> [What is needed]:
Please repeat every entry exactly as given, apart from dropping the images.

[Entries from a dataset of interfaces]
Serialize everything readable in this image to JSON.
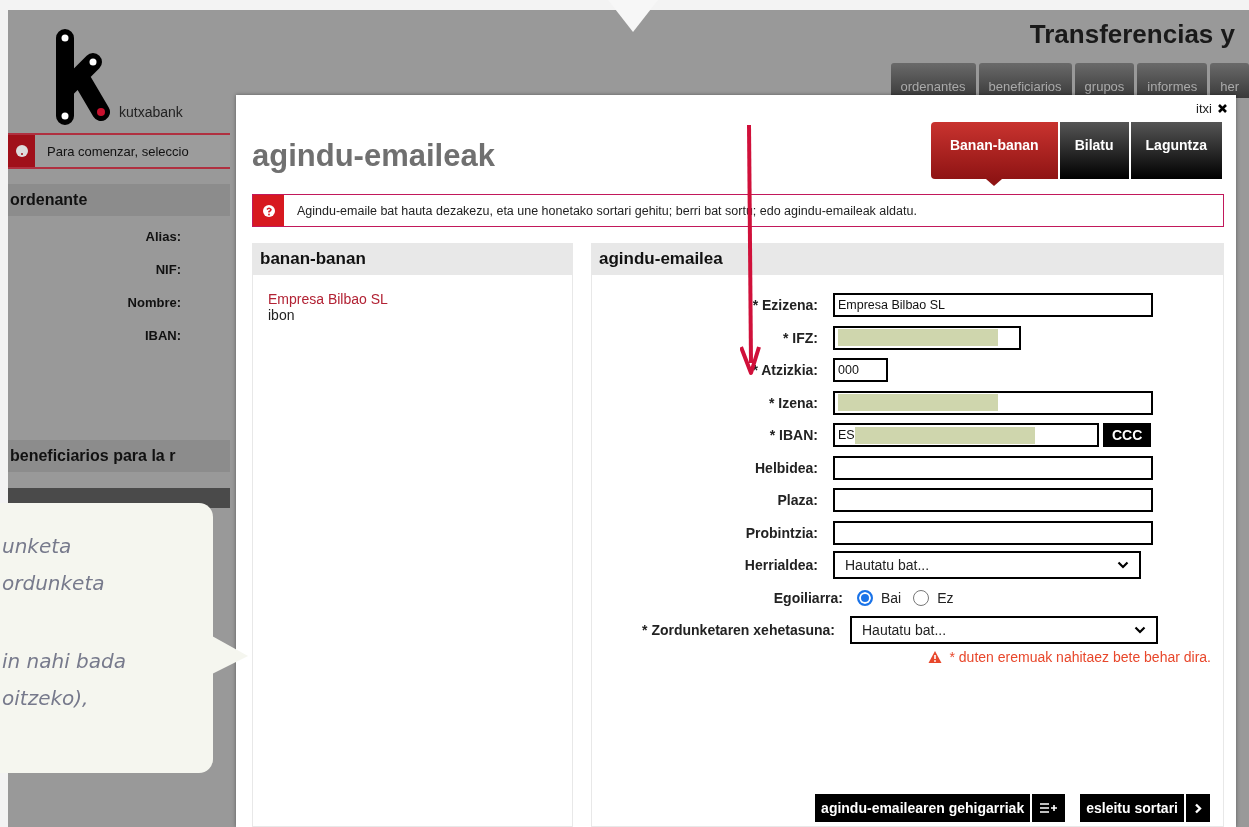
{
  "background_page": {
    "logo_text": "kutxabank",
    "header_title": "Transferencias y",
    "nav_tabs": [
      {
        "label": "ordenantes"
      },
      {
        "label": "beneficiarios"
      },
      {
        "label": "grupos"
      },
      {
        "label": "informes"
      },
      {
        "label": "her"
      }
    ],
    "message": "Para comenzar, seleccio",
    "ordenante": {
      "title": "ordenante",
      "labels": [
        "Alias:",
        "NIF:",
        "Nombre:",
        "IBAN:"
      ]
    },
    "beneficiarios_title": "beneficiarios para la r"
  },
  "dialog": {
    "close_label": "itxi",
    "title": "agindu-emaileak",
    "tabs": [
      {
        "label": "Banan-banan",
        "selected": true
      },
      {
        "label": "Bilatu",
        "selected": false
      },
      {
        "label": "Laguntza",
        "selected": false
      }
    ],
    "message": "Agindu-emaile bat hauta dezakezu, eta une honetako sortari gehitu; berri bat sortu; edo agindu-emaileak aldatu.",
    "list_panel": {
      "title": "banan-banan",
      "items": [
        {
          "name": "Empresa Bilbao SL",
          "detail": "ibon"
        }
      ]
    },
    "form_panel": {
      "title": "agindu-emailea",
      "fields": [
        {
          "kind": "text",
          "label": "* Ezizena:",
          "value": "Empresa Bilbao SL"
        },
        {
          "kind": "text",
          "label": "* IFZ:",
          "redacted": true
        },
        {
          "kind": "text",
          "label": "* Atzizkia:",
          "value": "000"
        },
        {
          "kind": "text",
          "label": "* Izena:",
          "redacted": true
        },
        {
          "kind": "text",
          "label": "* IBAN:",
          "value": "ES",
          "redacted": true,
          "button": "CCC"
        },
        {
          "kind": "text",
          "label": "Helbidea:"
        },
        {
          "kind": "text",
          "label": "Plaza:"
        },
        {
          "kind": "text",
          "label": "Probintzia:"
        },
        {
          "kind": "select",
          "label": "Herrialdea:",
          "value": "Hautatu bat..."
        },
        {
          "kind": "radio",
          "label": "Egoiliarra:",
          "options": [
            {
              "label": "Bai",
              "selected": true
            },
            {
              "label": "Ez",
              "selected": false
            }
          ]
        },
        {
          "kind": "select",
          "label": "* Zordunketaren xehetasuna:",
          "value": "Hautatu bat..."
        }
      ],
      "notice": "* duten eremuak nahitaez bete behar dira.",
      "buttons": [
        {
          "label": "agindu-emailearen gehigarriak"
        },
        {
          "label": "esleitu sortari"
        }
      ]
    }
  },
  "callout": {
    "paragraphs": [
      {
        "lines": [
          "unketa",
          "ordunketa"
        ]
      },
      {
        "lines": [
          "in nahi bada",
          "oitzeko),"
        ]
      }
    ]
  }
}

> [Task response]:
Serialize everything readable in this image to JSON.
{
  "background_page": {
    "logo_text": "kutxabank",
    "header_title": "Transferencias y",
    "nav_tabs": [
      {
        "label": "ordenantes"
      },
      {
        "label": "beneficiarios"
      },
      {
        "label": "grupos"
      },
      {
        "label": "informes"
      },
      {
        "label": "her"
      }
    ],
    "message": "Para comenzar, seleccio",
    "ordenante": {
      "title": "ordenante",
      "labels": [
        "Alias:",
        "NIF:",
        "Nombre:",
        "IBAN:"
      ]
    },
    "beneficiarios_title": "beneficiarios para la r"
  },
  "dialog": {
    "close_label": "itxi",
    "title": "agindu-emaileak",
    "tabs": [
      {
        "label": "Banan-banan",
        "selected": true
      },
      {
        "label": "Bilatu",
        "selected": false
      },
      {
        "label": "Laguntza",
        "selected": false
      }
    ],
    "message": "Agindu-emaile bat hauta dezakezu, eta une honetako sortari gehitu; berri bat sortu; edo agindu-emaileak aldatu.",
    "list_panel": {
      "title": "banan-banan",
      "items": [
        {
          "name": "Empresa Bilbao SL",
          "detail": "ibon"
        }
      ]
    },
    "form_panel": {
      "title": "agindu-emailea",
      "fields": [
        {
          "kind": "text",
          "label": "* Ezizena:",
          "value": "Empresa Bilbao SL"
        },
        {
          "kind": "text",
          "label": "* IFZ:",
          "redacted": true
        },
        {
          "kind": "text",
          "label": "* Atzizkia:",
          "value": "000"
        },
        {
          "kind": "text",
          "label": "* Izena:",
          "redacted": true
        },
        {
          "kind": "text",
          "label": "* IBAN:",
          "value": "ES",
          "redacted": true,
          "button": "CCC"
        },
        {
          "kind": "text",
          "label": "Helbidea:"
        },
        {
          "kind": "text",
          "label": "Plaza:"
        },
        {
          "kind": "text",
          "label": "Probintzia:"
        },
        {
          "kind": "select",
          "label": "Herrialdea:",
          "value": "Hautatu bat..."
        },
        {
          "kind": "radio",
          "label": "Egoiliarra:",
          "options": [
            {
              "label": "Bai",
              "selected": true
            },
            {
              "label": "Ez",
              "selected": false
            }
          ]
        },
        {
          "kind": "select",
          "label": "* Zordunketaren xehetasuna:",
          "value": "Hautatu bat..."
        }
      ],
      "notice": "* duten eremuak nahitaez bete behar dira.",
      "buttons": [
        {
          "label": "agindu-emailearen gehigarriak"
        },
        {
          "label": "esleitu sortari"
        }
      ]
    }
  },
  "callout": {
    "paragraphs": [
      {
        "lines": [
          "unketa",
          "ordunketa"
        ]
      },
      {
        "lines": [
          "in nahi bada",
          "oitzeko),"
        ]
      }
    ]
  }
}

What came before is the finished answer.